You should know that if you resign, you may still be able to pursue a wrongful termination case based on your employer’s failure to accommodate you. This is called a “constructive discharge.”
What if My Employer Broke the Rules?
If you believe you have experienced discrimination, harassment, or retaliation based on your pregnancy, or if you have been denied your right to leave, you can contact a Los Angeles pregnancy discrimination attorney
to help you file a discrimination claim or lawsuit. If you win your case, you can recover lost wages, out-of-pocket expenses, legal fees, lost benefits, punitive damages, and injunctive relief.
HOW CAN AN ATTORNEY HELP WITH MY PREGNANCY OR PARENTAL STATUS DISCRIMINATION CASE?
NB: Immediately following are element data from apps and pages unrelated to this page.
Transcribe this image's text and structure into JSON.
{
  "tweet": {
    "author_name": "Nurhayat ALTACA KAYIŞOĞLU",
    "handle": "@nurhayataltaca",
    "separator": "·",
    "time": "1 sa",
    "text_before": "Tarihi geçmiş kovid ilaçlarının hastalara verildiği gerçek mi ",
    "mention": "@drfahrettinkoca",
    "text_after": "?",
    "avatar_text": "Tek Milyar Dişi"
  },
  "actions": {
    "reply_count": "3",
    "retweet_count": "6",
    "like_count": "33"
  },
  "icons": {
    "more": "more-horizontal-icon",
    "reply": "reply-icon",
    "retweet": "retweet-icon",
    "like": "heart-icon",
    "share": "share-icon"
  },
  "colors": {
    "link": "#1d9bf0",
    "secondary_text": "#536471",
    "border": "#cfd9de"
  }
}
A parent’s claim of unlawful employment discrimination is often valid but not always easy to navigate or prove. A pregnancy discrimination lawyer’s help is crucial to the success of a discrimination claim because a lawyer can do the following:
- Gather all evidence necessary to prove the claim;
- Identify the laws and solutions that apply to an employee’s unique circumstances;
- Preserve an employee’s rights by timely filing all claim paperwork; and
- Maximize an employee’s damages by making the best arguments to employers, judges, juries, or administrators.
When seeking an advocate, you should choose an attorney with a specific focus on pregnancy discrimination. They will be familiar with the complicated leave laws at play, the common medical issues that arise, and the damage that pregnancy discrimination does to the families suffering from it.
Our office provides free case reviews for all potential pregnancy discrimination clients. This is a specialty area of practice and for us and one that we are deeply passionate about.